Data records for software interfaces
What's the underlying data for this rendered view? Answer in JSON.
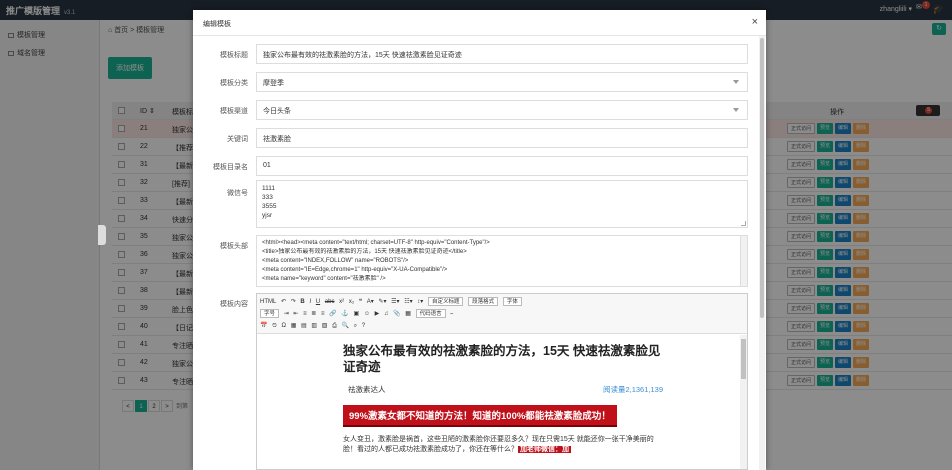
{
  "app": {
    "title": "推广模版管理",
    "version": "v3.1",
    "user": "zhangliili",
    "notification_count": "1"
  },
  "sidebar": {
    "items": [
      {
        "label": "模板管理"
      },
      {
        "label": "域名管理"
      }
    ]
  },
  "main": {
    "breadcrumb": {
      "home": "首页",
      "sep": ">",
      "current": "模板管理"
    },
    "add_button": "添加模板",
    "columns": {
      "id": "ID",
      "title": "模板标",
      "ops": "操作"
    },
    "rows": [
      {
        "id": "21",
        "title": "独家公"
      },
      {
        "id": "22",
        "title": "【推荐"
      },
      {
        "id": "31",
        "title": "【最新"
      },
      {
        "id": "32",
        "title": "[推荐]"
      },
      {
        "id": "33",
        "title": "【最新"
      },
      {
        "id": "34",
        "title": "快速分"
      },
      {
        "id": "35",
        "title": "独家公"
      },
      {
        "id": "36",
        "title": "独家公"
      },
      {
        "id": "37",
        "title": "【最新"
      },
      {
        "id": "38",
        "title": "【最新"
      },
      {
        "id": "39",
        "title": "脸上色"
      },
      {
        "id": "40",
        "title": "【日记"
      },
      {
        "id": "41",
        "title": "专注晒"
      },
      {
        "id": "42",
        "title": "独家公"
      },
      {
        "id": "43",
        "title": "专注晒"
      }
    ],
    "op_labels": {
      "visit": "正式访问",
      "preview": "预览",
      "edit": "编辑",
      "delete": "删除"
    },
    "pager": {
      "page1": "1",
      "page2": "2",
      "next": ">",
      "goto": "到第"
    }
  },
  "modal": {
    "title": "编辑模板",
    "close": "×",
    "fields": {
      "title_label": "模板标题",
      "title_value": "独家公布最有效的祛激素脸的方法，15天 快速祛激素脸见证奇迹",
      "category_label": "模板分类",
      "category_value": "摩登季",
      "channel_label": "模板渠道",
      "channel_value": "今日头条",
      "keyword_label": "关键词",
      "keyword_value": "祛激素脸",
      "dir_label": "模板目录名",
      "dir_value": "01",
      "wechat_label": "微信号",
      "wechat_lines": [
        "1111",
        "333",
        "3555",
        "yjsr"
      ],
      "head_label": "模板头部",
      "head_lines": [
        "    <html><head><meta content=\"text/html; charset=UTF-8\" http-equiv=\"Content-Type\"/>",
        "<title>独家公布最有效的祛激素脸的方法，15天 快速祛激素脸见证奇迹</title>",
        "<meta content=\"INDEX,FOLLOW\" name=\"ROBOTS\"/>",
        "<meta content=\"IE=Edge,chrome=1\" http-equiv=\"X-UA-Compatible\"/>",
        "<meta name=\"keyword\" content=\"祛激素脸\" />"
      ],
      "content_label": "模板内容"
    },
    "editor": {
      "html_btn": "HTML",
      "custom_title": "自定义标题",
      "para_format": "段落格式",
      "font_family": "字体",
      "font_size": "字号",
      "code_lang": "代码语言"
    },
    "article": {
      "title": "独家公布最有效的祛激素脸的方法，15天 快速祛激素脸见证奇迹",
      "author": "祛激素达人",
      "read_count": "阅读量2,1361,139",
      "banner": "99%激素女都不知道的方法！知道的100%都能祛激素脸成功！",
      "para": "女人变丑，激素脸是祸首，这些丑陋的激素脸你还要忍多久？现在只需15天 就能还你一张干净美丽的脸！看过的人都已成功祛激素脸成功了，你还在等什么？",
      "red_tag": "加老师微信：加"
    }
  }
}
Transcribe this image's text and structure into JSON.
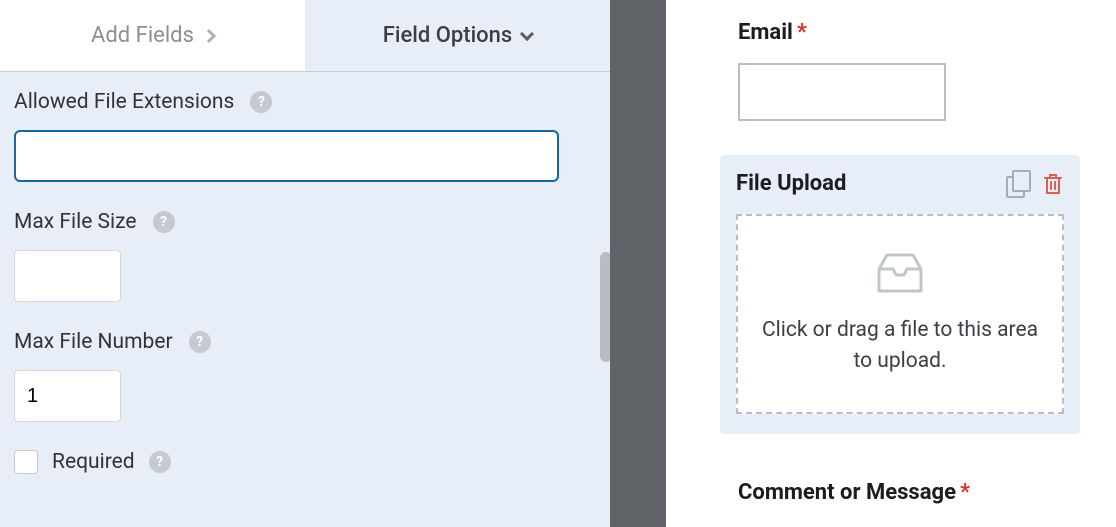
{
  "tabs": {
    "add_fields": "Add Fields",
    "field_options": "Field Options"
  },
  "options": {
    "allowed_extensions_label": "Allowed File Extensions",
    "allowed_extensions_value": "",
    "max_file_size_label": "Max File Size",
    "max_file_size_value": "",
    "max_file_number_label": "Max File Number",
    "max_file_number_value": "1",
    "required_label": "Required"
  },
  "preview": {
    "email_label": "Email",
    "file_upload_label": "File Upload",
    "dropzone_text": "Click or drag a file to this area to upload.",
    "comment_label": "Comment or Message"
  }
}
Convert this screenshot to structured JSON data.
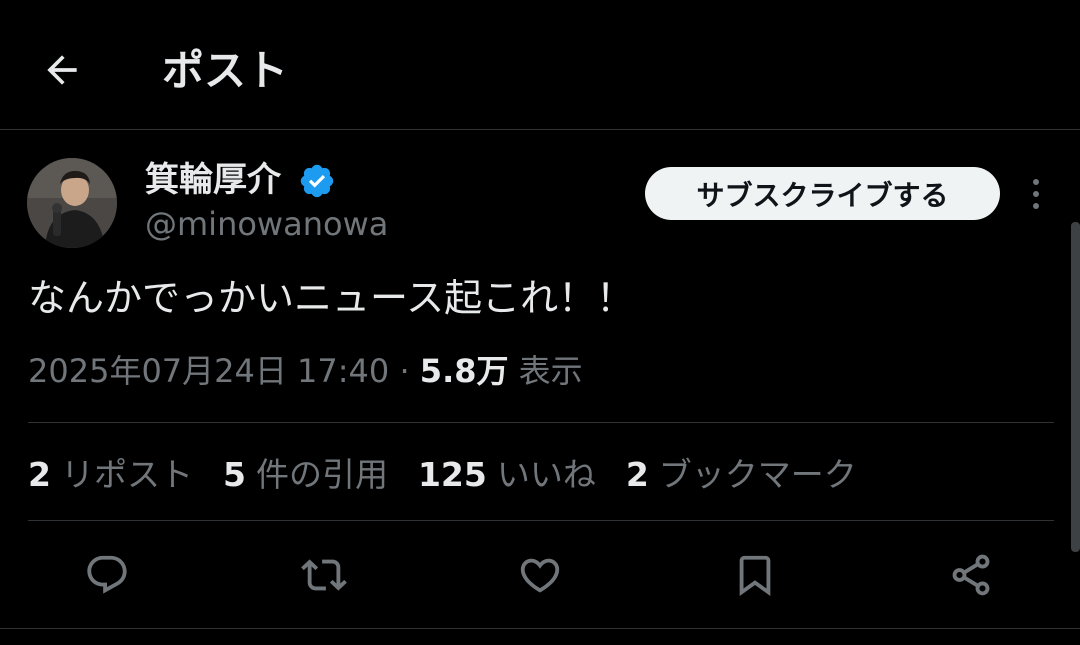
{
  "header": {
    "back_icon": "arrow-left-icon",
    "title": "ポスト"
  },
  "author": {
    "name": "箕輪厚介",
    "handle": "@minowanowa",
    "verified": true,
    "verified_color": "#1d9bf0"
  },
  "subscribe": {
    "label": "サブスクライブする"
  },
  "post": {
    "text": "なんかでっかいニュース起これ！！",
    "timestamp": "2025年07月24日 17:40",
    "separator": "·",
    "views_count": "5.8万",
    "views_label": "表示"
  },
  "stats": [
    {
      "count": "2",
      "label": "リポスト"
    },
    {
      "count": "5",
      "label": "件の引用"
    },
    {
      "count": "125",
      "label": "いいね"
    },
    {
      "count": "2",
      "label": "ブックマーク"
    }
  ],
  "actions": [
    {
      "name": "reply",
      "icon": "reply-icon"
    },
    {
      "name": "repost",
      "icon": "repost-icon"
    },
    {
      "name": "like",
      "icon": "heart-icon"
    },
    {
      "name": "bookmark",
      "icon": "bookmark-icon"
    },
    {
      "name": "share",
      "icon": "share-icon"
    }
  ],
  "colors": {
    "background": "#000000",
    "text_primary": "#e7e9ea",
    "text_secondary": "#71767b",
    "divider": "#2f3336",
    "button_bg": "#eff3f4"
  }
}
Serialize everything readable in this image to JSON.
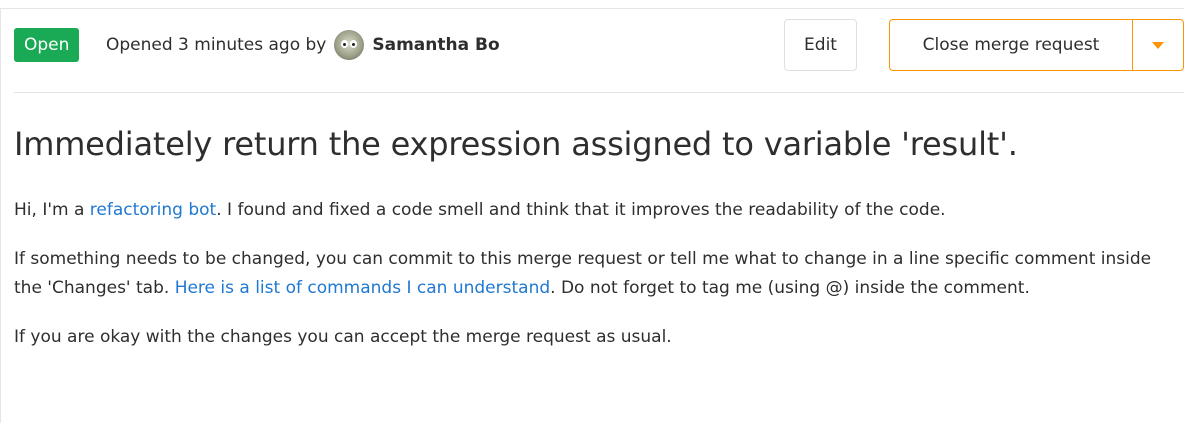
{
  "header": {
    "status": "Open",
    "opened_text": "Opened 3 minutes ago by",
    "author": "Samantha Bo",
    "edit_label": "Edit",
    "close_label": "Close merge request"
  },
  "title": "Immediately return the expression assigned to variable 'result'.",
  "description": {
    "p1_before": "Hi, I'm a ",
    "p1_link": "refactoring bot",
    "p1_after": ". I found and fixed a code smell and think that it improves the readability of the code.",
    "p2_before": "If something needs to be changed, you can commit to this merge request or tell me what to change in a line specific comment inside the 'Changes' tab. ",
    "p2_link": "Here is a list of commands I can understand",
    "p2_after": ". Do not forget to tag me (using @) inside the comment.",
    "p3": "If you are okay with the changes you can accept the merge request as usual."
  },
  "colors": {
    "status_green": "#1aaa55",
    "link_blue": "#1f78d1",
    "close_orange": "#fc9403"
  },
  "icons": {
    "dropdown": "caret-down-icon",
    "avatar": "user-avatar"
  }
}
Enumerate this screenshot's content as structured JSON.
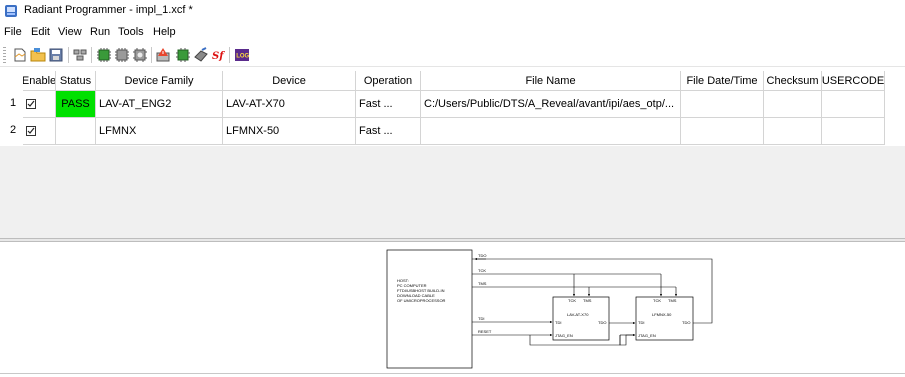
{
  "window": {
    "title": "Radiant Programmer - impl_1.xcf *"
  },
  "menu": [
    "File",
    "Edit",
    "View",
    "Run",
    "Tools",
    "Help"
  ],
  "toolbar": {
    "log_label": "LOG",
    "sf_label": "Sf"
  },
  "grid": {
    "headers": [
      "Enable",
      "Status",
      "Device Family",
      "Device",
      "Operation",
      "File Name",
      "File Date/Time",
      "Checksum",
      "USERCODE"
    ],
    "rows": [
      {
        "num": "1",
        "enabled": true,
        "status": "PASS",
        "family": "LAV-AT_ENG2",
        "device": "LAV-AT-X70",
        "operation": "Fast ...",
        "file_name": "C:/Users/Public/DTS/A_Reveal/avant/ipi/aes_otp/...",
        "file_date": "",
        "checksum": "",
        "usercode": ""
      },
      {
        "num": "2",
        "enabled": true,
        "status": "",
        "family": "LFMNX",
        "device": "LFMNX-50",
        "operation": "Fast ...",
        "file_name": "",
        "file_date": "",
        "checksum": "",
        "usercode": ""
      }
    ]
  },
  "colors": {
    "pass": "#00e000"
  },
  "diagram": {
    "host_lines": [
      "HOST:",
      "PC COMPUTER",
      "FTDI/USBHOST BUILD-IN",
      "DOWNLOAD CABLE",
      "OF UMICROPROCESSOR"
    ],
    "signals": {
      "tdo": "TDO",
      "tck": "TCK",
      "tms": "TMS",
      "tdi": "TDI",
      "reset": "RESET"
    },
    "chip1": {
      "name": "LAV-AT-X70",
      "tck": "TCK",
      "tms": "TMS",
      "tdi": "TDI",
      "tdo": "TDO",
      "en": "JTAG_EN"
    },
    "chip2": {
      "name": "LFMNX-50",
      "tck": "TCK",
      "tms": "TMS",
      "tdi": "TDI",
      "tdo": "TDO",
      "en": "JTAG_EN"
    }
  }
}
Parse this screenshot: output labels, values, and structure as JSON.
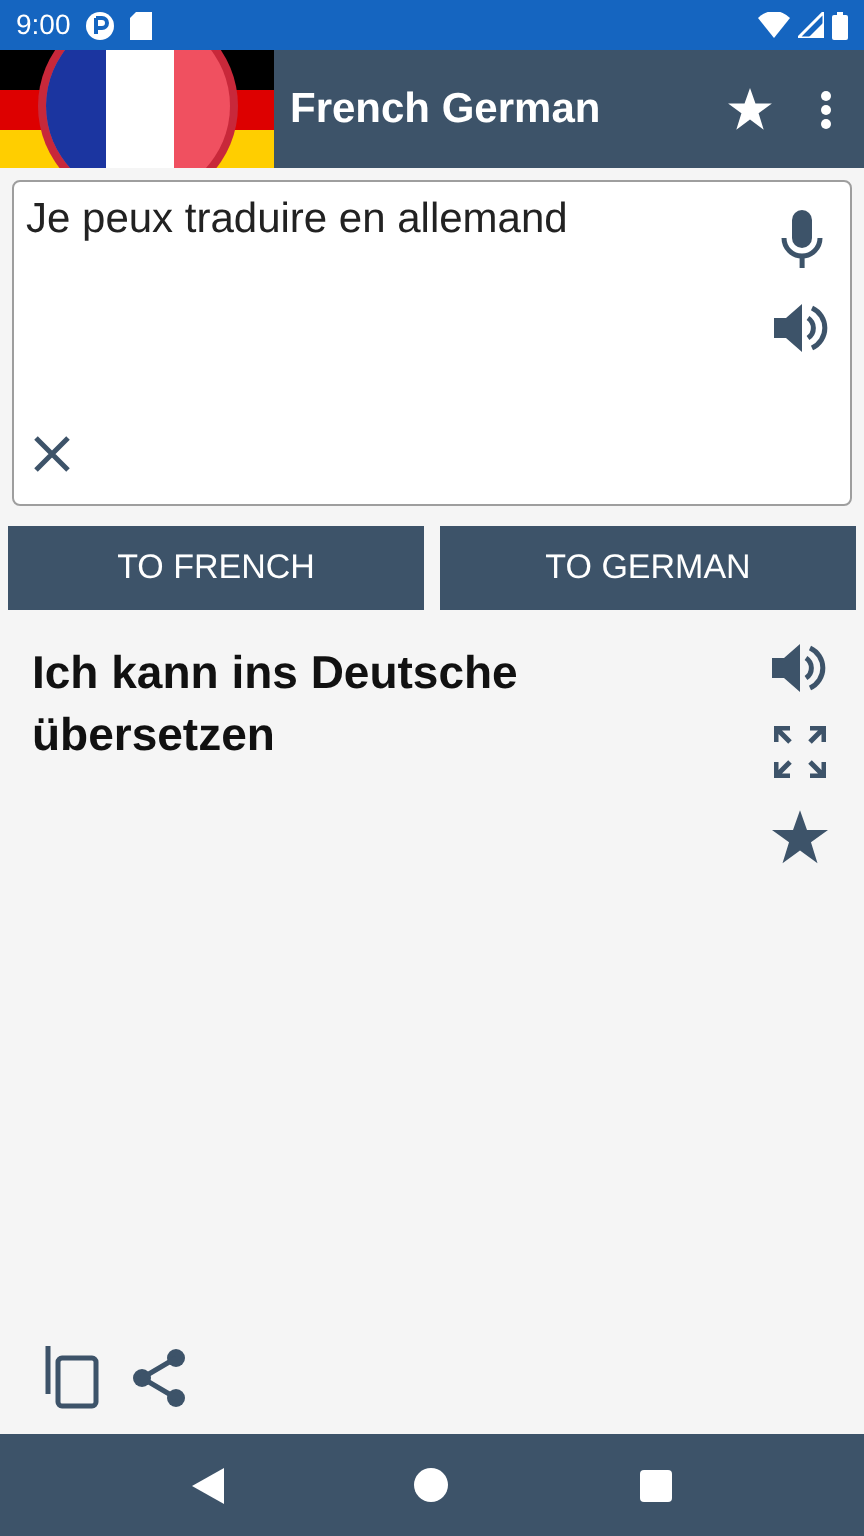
{
  "status_bar": {
    "time": "9:00"
  },
  "app_bar": {
    "title": "French German"
  },
  "input": {
    "value": "Je peux traduire en allemand"
  },
  "buttons": [
    {
      "label": "TO FRENCH"
    },
    {
      "label": "TO GERMAN"
    }
  ],
  "result": {
    "text": "Ich kann ins Deutsche übersetzen"
  }
}
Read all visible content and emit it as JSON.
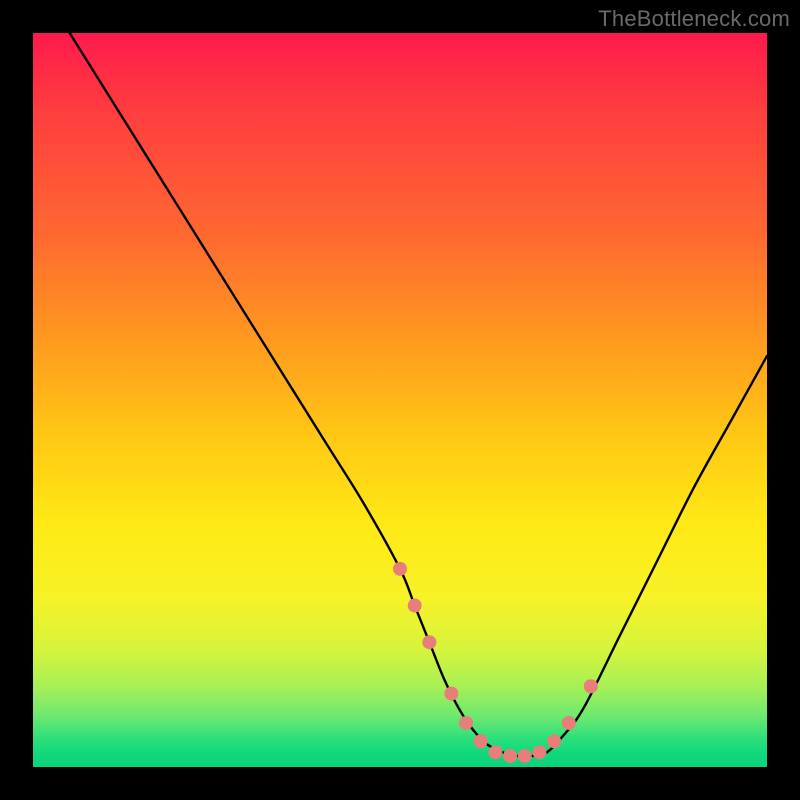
{
  "watermark": "TheBottleneck.com",
  "chart_data": {
    "type": "line",
    "title": "",
    "xlabel": "",
    "ylabel": "",
    "xlim": [
      0,
      100
    ],
    "ylim": [
      0,
      100
    ],
    "grid": false,
    "legend": false,
    "series": [
      {
        "name": "curve",
        "stroke": "#000000",
        "x": [
          5,
          10,
          15,
          20,
          25,
          30,
          35,
          40,
          45,
          50,
          52,
          54,
          56,
          58,
          60,
          62,
          64,
          66,
          68,
          70,
          72,
          75,
          80,
          85,
          90,
          95,
          100
        ],
        "y": [
          100,
          92,
          84,
          76,
          68,
          60,
          52,
          44,
          36,
          27,
          22,
          17,
          12,
          8,
          5,
          3,
          2,
          1.5,
          1.5,
          2,
          4,
          8,
          18,
          28,
          38,
          47,
          56
        ]
      }
    ],
    "markers": {
      "name": "dots",
      "color": "#e77e79",
      "radius_px": 7,
      "x": [
        50,
        52,
        54,
        57,
        59,
        61,
        63,
        65,
        67,
        69,
        71,
        73,
        76
      ],
      "y": [
        27,
        22,
        17,
        10,
        6,
        3.5,
        2,
        1.5,
        1.5,
        2,
        3.5,
        6,
        11
      ]
    }
  }
}
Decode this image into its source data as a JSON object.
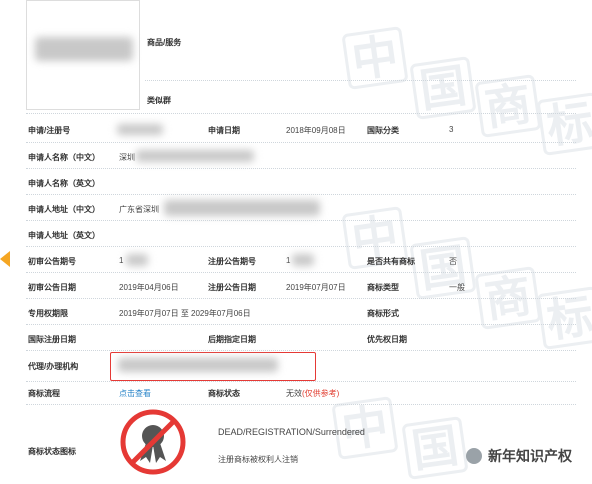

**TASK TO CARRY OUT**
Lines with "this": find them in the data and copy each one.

**WRITTEN RESPONSE**
What's the underlying data for this rendered view? Answer in JSON.
Transcribe this image's text and structure into JSON.
    "dropzone_text": "Click or drag a file to this area to upload.",
Convert this screenshot to structured JSON data.
Serialize everything readable in this image to JSON.
    "p2_before": "If something needs to be changed, you can commit to this merge request or tell me what to change in a line specific comment inside the 'Changes' tab. ",
Enumerate this screenshot's content as structured JSON.
Parse this screenshot: output labels, values, and structure as JSON.
Decode this image into its source data as a JSON object.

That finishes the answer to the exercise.